▶ _DATA FOR THE TASK_

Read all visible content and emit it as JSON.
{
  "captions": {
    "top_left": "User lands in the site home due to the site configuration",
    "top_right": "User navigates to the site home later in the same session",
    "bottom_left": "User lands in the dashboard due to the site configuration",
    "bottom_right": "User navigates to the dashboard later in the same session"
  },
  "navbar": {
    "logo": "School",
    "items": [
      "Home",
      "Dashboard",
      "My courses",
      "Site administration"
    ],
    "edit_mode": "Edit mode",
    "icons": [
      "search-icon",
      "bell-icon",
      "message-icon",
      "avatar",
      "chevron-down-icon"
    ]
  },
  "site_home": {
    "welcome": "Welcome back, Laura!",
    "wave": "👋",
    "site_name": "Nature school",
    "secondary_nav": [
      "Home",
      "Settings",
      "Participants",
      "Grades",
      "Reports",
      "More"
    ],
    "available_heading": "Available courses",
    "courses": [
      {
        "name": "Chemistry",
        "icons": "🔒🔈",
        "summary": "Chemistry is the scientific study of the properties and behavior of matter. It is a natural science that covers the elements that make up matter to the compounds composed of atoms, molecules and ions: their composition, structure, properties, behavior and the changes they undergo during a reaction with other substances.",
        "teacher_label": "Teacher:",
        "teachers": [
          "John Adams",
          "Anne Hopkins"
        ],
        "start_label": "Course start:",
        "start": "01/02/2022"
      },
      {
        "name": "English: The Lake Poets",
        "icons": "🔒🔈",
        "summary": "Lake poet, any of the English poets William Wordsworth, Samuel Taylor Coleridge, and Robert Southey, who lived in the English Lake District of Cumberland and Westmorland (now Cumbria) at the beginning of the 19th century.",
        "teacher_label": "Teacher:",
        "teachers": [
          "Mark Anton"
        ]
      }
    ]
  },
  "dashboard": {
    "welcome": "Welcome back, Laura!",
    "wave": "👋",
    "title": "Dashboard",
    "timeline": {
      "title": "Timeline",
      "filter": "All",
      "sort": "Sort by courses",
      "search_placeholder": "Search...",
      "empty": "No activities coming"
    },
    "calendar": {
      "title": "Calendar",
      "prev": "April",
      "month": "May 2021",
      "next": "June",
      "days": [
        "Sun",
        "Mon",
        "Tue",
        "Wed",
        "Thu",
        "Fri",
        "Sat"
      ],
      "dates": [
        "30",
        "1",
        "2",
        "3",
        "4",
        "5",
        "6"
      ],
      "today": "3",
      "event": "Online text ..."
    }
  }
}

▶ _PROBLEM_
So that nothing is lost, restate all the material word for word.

▶ _TASK RESULT_
Read all visible content and emit it as JSON.
{
  "captions": {
    "top_left": "User lands in the site home due to the site configuration",
    "top_right": "User navigates to the site home later in the same session",
    "bottom_left": "User lands in the dashboard due to the site configuration",
    "bottom_right": "User navigates to the dashboard later in the same session"
  },
  "navbar": {
    "logo": "School",
    "items": [
      "Home",
      "Dashboard",
      "My courses",
      "Site administration"
    ],
    "edit_mode": "Edit mode",
    "icons": [
      "search-icon",
      "bell-icon",
      "message-icon",
      "avatar",
      "chevron-down-icon"
    ]
  },
  "site_home": {
    "welcome": "Welcome back, Laura!",
    "wave": "👋",
    "site_name": "Nature school",
    "secondary_nav": [
      "Home",
      "Settings",
      "Participants",
      "Grades",
      "Reports",
      "More"
    ],
    "available_heading": "Available courses",
    "courses": [
      {
        "name": "Chemistry",
        "icons": "🔒🔈",
        "summary": "Chemistry is the scientific study of the properties and behavior of matter. It is a natural science that covers the elements that make up matter to the compounds composed of atoms, molecules and ions: their composition, structure, properties, behavior and the changes they undergo during a reaction with other substances.",
        "teacher_label": "Teacher:",
        "teachers": [
          "John Adams",
          "Anne Hopkins"
        ],
        "start_label": "Course start:",
        "start": "01/02/2022"
      },
      {
        "name": "English: The Lake Poets",
        "icons": "🔒🔈",
        "summary": "Lake poet, any of the English poets William Wordsworth, Samuel Taylor Coleridge, and Robert Southey, who lived in the English Lake District of Cumberland and Westmorland (now Cumbria) at the beginning of the 19th century.",
        "teacher_label": "Teacher:",
        "teachers": [
          "Mark Anton"
        ]
      }
    ]
  },
  "dashboard": {
    "welcome": "Welcome back, Laura!",
    "wave": "👋",
    "title": "Dashboard",
    "timeline": {
      "title": "Timeline",
      "filter": "All",
      "sort": "Sort by courses",
      "search_placeholder": "Search...",
      "empty": "No activities coming"
    },
    "calendar": {
      "title": "Calendar",
      "prev": "April",
      "month": "May 2021",
      "next": "June",
      "days": [
        "Sun",
        "Mon",
        "Tue",
        "Wed",
        "Thu",
        "Fri",
        "Sat"
      ],
      "dates": [
        "30",
        "1",
        "2",
        "3",
        "4",
        "5",
        "6"
      ],
      "today": "3",
      "event": "Online text ..."
    }
  }
}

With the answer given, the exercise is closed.